Seismicity and regional tectonics of the Estremadura, Southwestern Portugal
The RESTE Project was an integrated geophysical-geological study of the Estremadura, southwestern Portugal. The core of the programme consisted of the acquisition and analysis of microearthquake data. This was complemented by an investigation of the structural evolution of the sedimentary basins of the Estremadura. The geological evolution of the Lusitanian Basin was strongly marked by the reactivation of Palaeozoic basement faults, in response to a sequence of tectonic events: opening of the Central Atlantic, opening of the North Atlantic and Alpine convergence between Africa and Eurasia. The current tectonics are regarded as a subdued continuation of the Miocene deformation (Betic Orogeny), and the "tectonic memory" revealed by the Lusitanian and Lower Tagus Basins is explored to characterize the current tectonic processes. Strike-slip tectonics are identified as a dominant feature of several stages of the evolution of the basins, with particular relevance during the Miocene. The technique of "backstripping" is applied to well data, to constrain the history of vertical movement in the basins. This analysis highlighted the pre mature truncation, in the Late Jurassic, of a normal passive-margin evolution.
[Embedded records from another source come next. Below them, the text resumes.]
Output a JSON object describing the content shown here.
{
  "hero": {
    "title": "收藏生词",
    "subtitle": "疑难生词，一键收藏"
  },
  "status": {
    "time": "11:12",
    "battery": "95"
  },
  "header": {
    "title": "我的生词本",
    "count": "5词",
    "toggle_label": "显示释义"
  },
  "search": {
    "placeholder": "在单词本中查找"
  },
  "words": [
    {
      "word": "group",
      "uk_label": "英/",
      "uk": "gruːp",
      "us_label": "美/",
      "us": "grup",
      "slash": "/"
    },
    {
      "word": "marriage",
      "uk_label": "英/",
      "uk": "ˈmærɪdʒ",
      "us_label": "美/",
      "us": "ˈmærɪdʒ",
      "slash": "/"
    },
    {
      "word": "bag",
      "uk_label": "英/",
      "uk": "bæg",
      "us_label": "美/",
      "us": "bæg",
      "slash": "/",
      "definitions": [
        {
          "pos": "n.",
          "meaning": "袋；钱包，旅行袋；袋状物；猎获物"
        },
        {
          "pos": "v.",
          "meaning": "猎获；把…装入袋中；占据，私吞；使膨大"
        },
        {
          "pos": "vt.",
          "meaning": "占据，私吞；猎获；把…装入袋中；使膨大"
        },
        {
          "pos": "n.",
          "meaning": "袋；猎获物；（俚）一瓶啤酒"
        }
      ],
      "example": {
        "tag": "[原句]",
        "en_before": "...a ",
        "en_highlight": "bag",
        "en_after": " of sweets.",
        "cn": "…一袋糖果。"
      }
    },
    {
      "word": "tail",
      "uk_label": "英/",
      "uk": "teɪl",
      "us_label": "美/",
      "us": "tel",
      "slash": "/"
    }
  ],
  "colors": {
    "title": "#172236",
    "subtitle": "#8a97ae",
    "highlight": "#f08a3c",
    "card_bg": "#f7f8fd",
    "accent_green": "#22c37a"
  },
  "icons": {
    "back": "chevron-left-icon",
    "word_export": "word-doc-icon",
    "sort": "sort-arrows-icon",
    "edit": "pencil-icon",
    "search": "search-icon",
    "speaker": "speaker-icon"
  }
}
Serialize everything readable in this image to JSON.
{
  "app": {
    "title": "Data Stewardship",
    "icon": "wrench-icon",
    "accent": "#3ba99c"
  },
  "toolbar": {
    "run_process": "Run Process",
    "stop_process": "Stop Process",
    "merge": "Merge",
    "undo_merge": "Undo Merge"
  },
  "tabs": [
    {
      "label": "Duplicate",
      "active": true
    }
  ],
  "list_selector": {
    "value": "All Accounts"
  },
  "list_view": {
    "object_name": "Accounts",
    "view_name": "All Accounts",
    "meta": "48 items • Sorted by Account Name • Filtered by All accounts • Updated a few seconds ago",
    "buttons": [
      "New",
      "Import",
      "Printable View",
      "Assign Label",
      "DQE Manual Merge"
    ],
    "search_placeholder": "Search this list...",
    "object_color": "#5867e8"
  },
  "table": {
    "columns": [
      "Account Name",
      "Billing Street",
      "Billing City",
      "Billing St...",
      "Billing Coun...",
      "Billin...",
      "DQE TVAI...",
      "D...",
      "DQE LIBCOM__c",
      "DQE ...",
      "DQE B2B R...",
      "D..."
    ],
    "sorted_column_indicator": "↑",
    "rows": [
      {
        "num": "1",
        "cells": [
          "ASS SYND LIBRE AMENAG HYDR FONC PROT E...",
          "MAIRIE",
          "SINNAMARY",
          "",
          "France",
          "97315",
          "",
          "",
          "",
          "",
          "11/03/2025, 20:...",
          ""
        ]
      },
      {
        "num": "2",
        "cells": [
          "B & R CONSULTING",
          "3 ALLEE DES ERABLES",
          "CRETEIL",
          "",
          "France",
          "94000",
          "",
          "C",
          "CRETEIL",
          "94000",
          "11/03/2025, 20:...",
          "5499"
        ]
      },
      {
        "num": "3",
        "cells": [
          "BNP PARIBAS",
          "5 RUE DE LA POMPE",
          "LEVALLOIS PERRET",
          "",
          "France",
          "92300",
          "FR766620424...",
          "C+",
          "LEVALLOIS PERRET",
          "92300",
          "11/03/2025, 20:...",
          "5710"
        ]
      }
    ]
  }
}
Tectonic unstability caused the structural inversion of areas within the basins, and seems to have inhibited the predictable thermal subsidence. The rifting process, initially taking place at the Lusitanian Basin, jumped westwards in the Late Jurassic. Crustal underplating and the activity of transfer faults are in-voked as possible explanations for the subsequent deformation of the aborted rift. An upper-plate margin configuration is in good agreement with several observations. The tendency for structural inversion continued throughout theCretaceous, and with the onset of the Alpine convergence in the Turonian the control of the tectonic activity seems to have switched from the Atlantic to the Mediterranean. This reinforced the tectonic unstability, marked by magmatic activity and by a regional upwarp that was to last until the Eocene. Of particular interest was the behaviour, during the Late Cretaceous, of the Setúbal Peninsula sub-basin, which seems to have tilted towards the NW as a block, with a hinge line along the present Lower Tagus Valley. When sedimentation was resumed in the Eocene, a pattern of differential vertical movement was established, with some areas continuing to undergo inversion while nearby areas subsided. This pattern characterized the Cainozoic evolution of the basins, and probably still applies to the neotectonic deformation. The activity of strike-slip basement faults, reactivated under the compressive regime caused by the Afro-Eurasian conver-gence, is proposed as the best explanation for the Miocene deformation, with particular relevance for the Lower Tagus Valley. The RESTE Microearthquake Survey is described, and the data acquired with the RESTE network are analysed. The local earthquakes are accurately located, and focal mechanism solutions are obtained for some of them. This information is used to discuss a neotectonic model for the Lower Tagus Valley. In view of their small magnitudes (l.1< M(_L) < 3.8), the focal mechanisms of these events cannot be interpreted directly in terms of the current tectonics. Such small events are usually local readjustments to previous episodes of deformation. However, such features as the along-strike reversal of the polarity of vertical motion or the coexistence at the same region of different types of source mechanism are diagnostic of strike-slip deformation. This model was supported by the occurrence of a macroearthquake (M(_D)=3.8) with an interpreted source mechanism of sinistral strike-slip. The alignment of four hypocentres along the direction of the Lower Tagus Valley, with a compatible orientation of the interpreted nodal planes, supports the existence of a crustal fracture associated with the Valley. The hypocentral depths of the recorded events reach 20 km, showing that the basement faults responsible for the seismicity affect at least the entire upper crust. Since the limited existing data suggest a high level of heat flow in the Lusitanian Basin, the depths reached by the microearthquakes may indicate an abnormally thick seismogenic layer. An investigation of the broad velocity structure of the lithosphere underneath the RESTE Network using the technique of teleseismic tomographic inversion suggested a correlation between Moho undulations and the inversion of areas of the Lusitanian Basin, and this may indicate that the controlling faults cut the entire crust. In order to provide a rationale for the intraplate seismicity of western Portugal, the neotectonics of Iberia are discussed, and a new kinematic model, centred on the idea of continental extrusion, is proposed. According to the model, a continental block formed by Iberia and northern Morocco is being pushed west wards by the convergence between Africa and Eurasia. The resistance offered by the oceanic parts of the plates varies across the East Azores Transform, leading to dextral shear in the Betic Range. The regional stress field induced by the continental convergence can explain the reactivation, in a simple-shear regime, of basement faults of Hercynian orientation, in particular that proposed for the Lower Tagus Valley.